In the 1963 summer, César succeeded former teammate Josep Gonzalvo at the helm of Barça, being sacked only five games into the 1964–65 campaign. He suffered consecutive top flight relegations with RCD Mallorca and Real Betis, and his last professional job was with Zaragoza in 1968–69, leading the team to the 13th position, the first above the relegation zone. He died at the age of 74 in Barcelona, and his scoring record stood until 20 March 2012 (57 years), when Lionel Messi netted a hat-trick against Granada.
César played 12 times for Spain during seven years, scoring six goals. He netted on his debut in a 2–2 draw with Portugal on 11 March 1945, and was included in the squad for 1950 FIFA World Cup in Brazil, being an unused member.
|1||11 March 1945||Estádio Nacional, Lisbon, Portugal||Portugal||2–2||Draw||Friendly|
|2||6 May 1945||Riazor, A Coruña, Spain||Portugal||4–2||Win||Friendly|
|3||21 March 1948||Nuevo Chamartín, Madrid, Spain||Portugal||2–0||Win||Friendly|
|4||18 February 1951||Nuevo Chamartín, Madrid, Spain||Switzerland||6–3||Win||Friendly|
|5||1 June 1952||Nuevo Chamartín, Madrid, Spain||Republic of Ireland||6–0||Win||Friendly|
|6||28 December 1952||Nuevo Chamartín, Madrid, Spain||West Germany||2–2||Draw||Friendly|
Rodríguez's older brother, Ricardo (known as Calo), was also a footballer. A defender, he played eight seasons in the top division in representation of three teams – including Barcelona, five years – appearing in 71 league games.

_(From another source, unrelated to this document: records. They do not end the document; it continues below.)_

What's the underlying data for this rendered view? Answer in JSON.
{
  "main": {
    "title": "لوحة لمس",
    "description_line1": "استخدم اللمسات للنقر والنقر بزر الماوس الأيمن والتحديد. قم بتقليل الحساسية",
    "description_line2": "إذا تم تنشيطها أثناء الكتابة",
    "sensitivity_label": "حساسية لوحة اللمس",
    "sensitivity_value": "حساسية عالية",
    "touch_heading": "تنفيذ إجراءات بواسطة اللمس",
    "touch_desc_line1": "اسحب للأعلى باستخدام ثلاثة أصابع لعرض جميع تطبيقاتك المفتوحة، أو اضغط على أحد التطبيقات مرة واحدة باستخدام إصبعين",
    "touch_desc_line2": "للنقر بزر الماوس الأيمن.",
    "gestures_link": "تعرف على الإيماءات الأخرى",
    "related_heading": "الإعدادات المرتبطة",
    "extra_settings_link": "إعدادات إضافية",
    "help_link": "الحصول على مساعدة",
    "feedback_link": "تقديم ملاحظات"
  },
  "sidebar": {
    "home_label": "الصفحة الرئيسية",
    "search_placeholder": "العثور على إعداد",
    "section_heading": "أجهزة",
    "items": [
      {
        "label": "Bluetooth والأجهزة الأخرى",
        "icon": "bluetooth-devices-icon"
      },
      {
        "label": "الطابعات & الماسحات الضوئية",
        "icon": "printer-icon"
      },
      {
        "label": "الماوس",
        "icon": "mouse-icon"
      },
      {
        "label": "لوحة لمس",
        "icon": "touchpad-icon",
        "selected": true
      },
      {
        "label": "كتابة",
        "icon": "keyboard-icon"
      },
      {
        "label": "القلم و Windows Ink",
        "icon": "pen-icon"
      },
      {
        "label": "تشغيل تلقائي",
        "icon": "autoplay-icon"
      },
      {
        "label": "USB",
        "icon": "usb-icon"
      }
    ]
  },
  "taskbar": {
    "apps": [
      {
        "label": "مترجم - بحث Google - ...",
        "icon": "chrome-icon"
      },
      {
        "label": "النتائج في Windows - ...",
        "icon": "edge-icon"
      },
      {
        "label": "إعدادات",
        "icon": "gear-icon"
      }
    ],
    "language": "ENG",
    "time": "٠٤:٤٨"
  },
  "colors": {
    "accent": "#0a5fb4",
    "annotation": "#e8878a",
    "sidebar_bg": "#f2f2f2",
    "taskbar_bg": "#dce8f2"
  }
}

He scored the first goal ever in the first division for both Granada and Leonesa.
- La Liga: 1944–45, 1947–48, 1948–49, 1951–52, 1952–53
- Copa del Generalísimo: 1951, 1952, 1953
- Copa Eva Duarte: 1948, 1952, 1953
- Latin Cup: 1949, 1952
- Segunda División: 1940–41
- Copa del Generalísimo: Runner-up 1962–63
- Tercera División: 1969–70
- Pichichi Trophy: 1948–49
- Spain – All-Time Topscorers; at RSSSF
- Lionel Messi breaks Barcelona goalscoring record; BBC Sport, 20 March 2012
- César Rodríguez Alvárez, CÉSAR; Franjiverdes, 28 April 2009 (in Spanish)
- "César". European Football. Retrieved 7 October 2015.
- Calo at BDFutbol
- Counts for appearances and goals at the European Cup, Inter-Cities Fairs Cup and UEFA Cup Winners' Cup.
- Counts for appearances and goals at the Copa Eva Duarte and Latin Cup.
- César Rodríguez at BDFutbol
- César Rodríguez manager profile at BDFutbol
- National team data (futbol.sportec.es) (in Spanish) at the Wayback Machine (archived 2007-03-08)
- César Rodríguez at National-Football-Teams.com